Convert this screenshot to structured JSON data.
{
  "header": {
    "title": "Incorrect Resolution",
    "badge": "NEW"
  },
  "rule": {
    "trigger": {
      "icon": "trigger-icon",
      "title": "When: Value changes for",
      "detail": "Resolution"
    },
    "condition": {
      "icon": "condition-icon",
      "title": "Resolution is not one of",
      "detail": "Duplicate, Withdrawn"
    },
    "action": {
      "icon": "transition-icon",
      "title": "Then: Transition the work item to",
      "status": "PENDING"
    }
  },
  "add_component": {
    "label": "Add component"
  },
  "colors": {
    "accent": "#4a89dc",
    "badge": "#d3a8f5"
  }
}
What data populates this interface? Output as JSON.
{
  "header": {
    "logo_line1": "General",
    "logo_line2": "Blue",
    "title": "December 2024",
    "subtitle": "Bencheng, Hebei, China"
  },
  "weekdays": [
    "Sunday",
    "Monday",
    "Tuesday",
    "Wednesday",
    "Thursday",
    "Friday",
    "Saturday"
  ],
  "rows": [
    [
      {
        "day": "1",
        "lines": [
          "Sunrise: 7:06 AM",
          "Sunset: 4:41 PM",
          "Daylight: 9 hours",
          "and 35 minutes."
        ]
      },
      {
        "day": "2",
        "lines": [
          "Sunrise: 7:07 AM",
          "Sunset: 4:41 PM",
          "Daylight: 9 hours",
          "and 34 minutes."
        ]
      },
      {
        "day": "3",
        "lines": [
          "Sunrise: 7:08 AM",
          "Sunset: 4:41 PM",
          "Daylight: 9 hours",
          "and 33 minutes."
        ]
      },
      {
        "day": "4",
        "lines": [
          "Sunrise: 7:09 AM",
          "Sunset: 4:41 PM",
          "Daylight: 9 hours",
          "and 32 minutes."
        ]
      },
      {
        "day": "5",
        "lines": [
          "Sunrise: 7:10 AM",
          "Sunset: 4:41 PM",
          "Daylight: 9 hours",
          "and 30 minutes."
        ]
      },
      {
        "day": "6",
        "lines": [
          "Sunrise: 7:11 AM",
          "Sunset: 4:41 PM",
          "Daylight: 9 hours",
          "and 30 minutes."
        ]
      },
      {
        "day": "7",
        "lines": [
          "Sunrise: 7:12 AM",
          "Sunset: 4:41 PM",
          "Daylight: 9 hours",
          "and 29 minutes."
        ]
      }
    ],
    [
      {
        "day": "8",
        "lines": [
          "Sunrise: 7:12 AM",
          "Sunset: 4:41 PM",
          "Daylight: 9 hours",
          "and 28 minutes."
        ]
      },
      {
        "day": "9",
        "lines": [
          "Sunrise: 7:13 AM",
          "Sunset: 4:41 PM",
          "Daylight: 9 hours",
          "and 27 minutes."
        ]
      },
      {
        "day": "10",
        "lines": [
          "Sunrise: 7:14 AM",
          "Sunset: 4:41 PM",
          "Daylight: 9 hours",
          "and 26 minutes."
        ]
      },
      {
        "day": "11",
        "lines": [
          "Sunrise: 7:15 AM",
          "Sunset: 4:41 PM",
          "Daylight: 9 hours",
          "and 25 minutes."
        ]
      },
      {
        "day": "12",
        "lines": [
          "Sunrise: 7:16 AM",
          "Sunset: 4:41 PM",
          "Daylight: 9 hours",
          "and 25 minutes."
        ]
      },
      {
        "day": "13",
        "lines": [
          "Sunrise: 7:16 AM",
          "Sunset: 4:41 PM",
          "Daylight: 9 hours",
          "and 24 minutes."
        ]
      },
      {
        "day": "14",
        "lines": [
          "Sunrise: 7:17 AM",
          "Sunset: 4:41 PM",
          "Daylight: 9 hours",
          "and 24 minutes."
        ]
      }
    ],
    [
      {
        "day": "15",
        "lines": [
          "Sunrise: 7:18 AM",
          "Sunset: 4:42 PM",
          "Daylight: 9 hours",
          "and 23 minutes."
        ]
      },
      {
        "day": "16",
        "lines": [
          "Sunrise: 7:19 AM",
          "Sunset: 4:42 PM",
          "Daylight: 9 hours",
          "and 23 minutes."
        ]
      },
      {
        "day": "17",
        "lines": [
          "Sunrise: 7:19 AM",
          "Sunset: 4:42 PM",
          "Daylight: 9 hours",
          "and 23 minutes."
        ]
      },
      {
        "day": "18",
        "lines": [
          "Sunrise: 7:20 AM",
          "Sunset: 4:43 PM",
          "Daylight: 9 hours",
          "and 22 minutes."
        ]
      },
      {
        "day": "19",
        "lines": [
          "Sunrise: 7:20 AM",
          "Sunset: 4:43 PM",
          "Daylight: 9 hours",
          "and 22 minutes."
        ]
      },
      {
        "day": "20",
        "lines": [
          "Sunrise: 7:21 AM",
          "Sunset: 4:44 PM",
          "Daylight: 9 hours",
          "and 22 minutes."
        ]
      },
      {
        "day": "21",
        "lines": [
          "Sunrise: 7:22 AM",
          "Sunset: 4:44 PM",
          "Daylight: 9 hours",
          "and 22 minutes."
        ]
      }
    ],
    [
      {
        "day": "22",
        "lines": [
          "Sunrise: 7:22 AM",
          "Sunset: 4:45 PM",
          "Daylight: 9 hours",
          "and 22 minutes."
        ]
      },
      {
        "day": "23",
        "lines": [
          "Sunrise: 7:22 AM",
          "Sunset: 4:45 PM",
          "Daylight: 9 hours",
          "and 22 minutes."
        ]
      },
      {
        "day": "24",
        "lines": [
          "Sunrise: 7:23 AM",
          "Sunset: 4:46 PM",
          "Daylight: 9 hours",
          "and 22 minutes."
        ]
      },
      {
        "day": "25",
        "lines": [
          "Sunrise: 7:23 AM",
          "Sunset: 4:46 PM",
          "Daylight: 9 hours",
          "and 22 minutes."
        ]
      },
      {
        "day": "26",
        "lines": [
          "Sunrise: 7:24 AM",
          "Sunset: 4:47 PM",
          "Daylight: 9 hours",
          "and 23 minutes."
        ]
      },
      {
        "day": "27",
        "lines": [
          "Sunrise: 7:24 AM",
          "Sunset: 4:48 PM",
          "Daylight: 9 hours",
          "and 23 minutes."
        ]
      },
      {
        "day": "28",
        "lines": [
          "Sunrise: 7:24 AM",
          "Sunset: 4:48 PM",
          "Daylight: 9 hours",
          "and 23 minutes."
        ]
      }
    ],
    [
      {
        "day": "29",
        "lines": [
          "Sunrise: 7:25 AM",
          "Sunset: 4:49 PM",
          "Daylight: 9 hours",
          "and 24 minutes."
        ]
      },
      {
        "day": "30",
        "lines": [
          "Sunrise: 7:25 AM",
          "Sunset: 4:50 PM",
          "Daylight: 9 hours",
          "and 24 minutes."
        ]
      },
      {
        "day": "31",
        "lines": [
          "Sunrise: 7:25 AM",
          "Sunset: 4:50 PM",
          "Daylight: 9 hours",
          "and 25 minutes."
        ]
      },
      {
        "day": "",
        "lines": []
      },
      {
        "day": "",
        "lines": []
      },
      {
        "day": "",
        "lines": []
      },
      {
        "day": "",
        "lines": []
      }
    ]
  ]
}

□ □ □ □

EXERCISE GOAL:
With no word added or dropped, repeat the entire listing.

SOLVED EXERCISE:
Convert this screenshot to structured JSON data.
{
  "header": {
    "title": "Incorrect Resolution",
    "badge": "NEW"
  },
  "rule": {
    "trigger": {
      "icon": "trigger-icon",
      "title": "When: Value changes for",
      "detail": "Resolution"
    },
    "condition": {
      "icon": "condition-icon",
      "title": "Resolution is not one of",
      "detail": "Duplicate, Withdrawn"
    },
    "action": {
      "icon": "transition-icon",
      "title": "Then: Transition the work item to",
      "status": "PENDING"
    }
  },
  "add_component": {
    "label": "Add component"
  },
  "colors": {
    "accent": "#4a89dc",
    "badge": "#d3a8f5"
  }
}
What data populates this interface? Output as JSON.
{
  "header": {
    "logo_line1": "General",
    "logo_line2": "Blue",
    "title": "December 2024",
    "subtitle": "Bencheng, Hebei, China"
  },
  "weekdays": [
    "Sunday",
    "Monday",
    "Tuesday",
    "Wednesday",
    "Thursday",
    "Friday",
    "Saturday"
  ],
  "rows": [
    [
      {
        "day": "1",
        "lines": [
          "Sunrise: 7:06 AM",
          "Sunset: 4:41 PM",
          "Daylight: 9 hours",
          "and 35 minutes."
        ]
      },
      {
        "day": "2",
        "lines": [
          "Sunrise: 7:07 AM",
          "Sunset: 4:41 PM",
          "Daylight: 9 hours",
          "and 34 minutes."
        ]
      },
      {
        "day": "3",
        "lines": [
          "Sunrise: 7:08 AM",
          "Sunset: 4:41 PM",
          "Daylight: 9 hours",
          "and 33 minutes."
        ]
      },
      {
        "day": "4",
        "lines": [
          "Sunrise: 7:09 AM",
          "Sunset: 4:41 PM",
          "Daylight: 9 hours",
          "and 32 minutes."
        ]
      },
      {
        "day": "5",
        "lines": [
          "Sunrise: 7:10 AM",
          "Sunset: 4:41 PM",
          "Daylight: 9 hours",
          "and 30 minutes."
        ]
      },
      {
        "day": "6",
        "lines": [
          "Sunrise: 7:11 AM",
          "Sunset: 4:41 PM",
          "Daylight: 9 hours",
          "and 30 minutes."
        ]
      },
      {
        "day": "7",
        "lines": [
          "Sunrise: 7:12 AM",
          "Sunset: 4:41 PM",
          "Daylight: 9 hours",
          "and 29 minutes."
        ]
      }
    ],
    [
      {
        "day": "8",
        "lines": [
          "Sunrise: 7:12 AM",
          "Sunset: 4:41 PM",
          "Daylight: 9 hours",
          "and 28 minutes."
        ]
      },
      {
        "day": "9",
        "lines": [
          "Sunrise: 7:13 AM",
          "Sunset: 4:41 PM",
          "Daylight: 9 hours",
          "and 27 minutes."
        ]
      },
      {
        "day": "10",
        "lines": [
          "Sunrise: 7:14 AM",
          "Sunset: 4:41 PM",
          "Daylight: 9 hours",
          "and 26 minutes."
        ]
      },
      {
        "day": "11",
        "lines": [
          "Sunrise: 7:15 AM",
          "Sunset: 4:41 PM",
          "Daylight: 9 hours",
          "and 25 minutes."
        ]
      },
      {
        "day": "12",
        "lines": [
          "Sunrise: 7:16 AM",
          "Sunset: 4:41 PM",
          "Daylight: 9 hours",
          "and 25 minutes."
        ]
      },
      {
        "day": "13",
        "lines": [
          "Sunrise: 7:16 AM",
          "Sunset: 4:41 PM",
          "Daylight: 9 hours",
          "and 24 minutes."
        ]
      },
      {
        "day": "14",
        "lines": [
          "Sunrise: 7:17 AM",
          "Sunset: 4:41 PM",
          "Daylight: 9 hours",
          "and 24 minutes."
        ]
      }
    ],
    [
      {
        "day": "15",
        "lines": [
          "Sunrise: 7:18 AM",
          "Sunset: 4:42 PM",
          "Daylight: 9 hours",
          "and 23 minutes."
        ]
      },
      {
        "day": "16",
        "lines": [
          "Sunrise: 7:19 AM",
          "Sunset: 4:42 PM",
          "Daylight: 9 hours",
          "and 23 minutes."
        ]
      },
      {
        "day": "17",
        "lines": [
          "Sunrise: 7:19 AM",
          "Sunset: 4:42 PM",
          "Daylight: 9 hours",
          "and 23 minutes."
        ]
      },
      {
        "day": "18",
        "lines": [
          "Sunrise: 7:20 AM",
          "Sunset: 4:43 PM",
          "Daylight: 9 hours",
          "and 22 minutes."
        ]
      },
      {
        "day": "19",
        "lines": [
          "Sunrise: 7:20 AM",
          "Sunset: 4:43 PM",
          "Daylight: 9 hours",
          "and 22 minutes."
        ]
      },
      {
        "day": "20",
        "lines": [
          "Sunrise: 7:21 AM",
          "Sunset: 4:44 PM",
          "Daylight: 9 hours",
          "and 22 minutes."
        ]
      },
      {
        "day": "21",
        "lines": [
          "Sunrise: 7:22 AM",
          "Sunset: 4:44 PM",
          "Daylight: 9 hours",
          "and 22 minutes."
        ]
      }
    ],
    [
      {
        "day": "22",
        "lines": [
          "Sunrise: 7:22 AM",
          "Sunset: 4:45 PM",
          "Daylight: 9 hours",
          "and 22 minutes."
        ]
      },
      {
        "day": "23",
        "lines": [
          "Sunrise: 7:22 AM",
          "Sunset: 4:45 PM",
          "Daylight: 9 hours",
          "and 22 minutes."
        ]
      },
      {
        "day": "24",
        "lines": [
          "Sunrise: 7:23 AM",
          "Sunset: 4:46 PM",
          "Daylight: 9 hours",
          "and 22 minutes."
        ]
      },
      {
        "day": "25",
        "lines": [
          "Sunrise: 7:23 AM",
          "Sunset: 4:46 PM",
          "Daylight: 9 hours",
          "and 22 minutes."
        ]
      },
      {
        "day": "26",
        "lines": [
          "Sunrise: 7:24 AM",
          "Sunset: 4:47 PM",
          "Daylight: 9 hours",
          "and 23 minutes."
        ]
      },
      {
        "day": "27",
        "lines": [
          "Sunrise: 7:24 AM",
          "Sunset: 4:48 PM",
          "Daylight: 9 hours",
          "and 23 minutes."
        ]
      },
      {
        "day": "28",
        "lines": [
          "Sunrise: 7:24 AM",
          "Sunset: 4:48 PM",
          "Daylight: 9 hours",
          "and 23 minutes."
        ]
      }
    ],
    [
      {
        "day": "29",
        "lines": [
          "Sunrise: 7:25 AM",
          "Sunset: 4:49 PM",
          "Daylight: 9 hours",
          "and 24 minutes."
        ]
      },
      {
        "day": "30",
        "lines": [
          "Sunrise: 7:25 AM",
          "Sunset: 4:50 PM",
          "Daylight: 9 hours",
          "and 24 minutes."
        ]
      },
      {
        "day": "31",
        "lines": [
          "Sunrise: 7:25 AM",
          "Sunset: 4:50 PM",
          "Daylight: 9 hours",
          "and 25 minutes."
        ]
      },
      {
        "day": "",
        "lines": []
      },
      {
        "day": "",
        "lines": []
      },
      {
        "day": "",
        "lines": []
      },
      {
        "day": "",
        "lines": []
      }
    ]
  ]
}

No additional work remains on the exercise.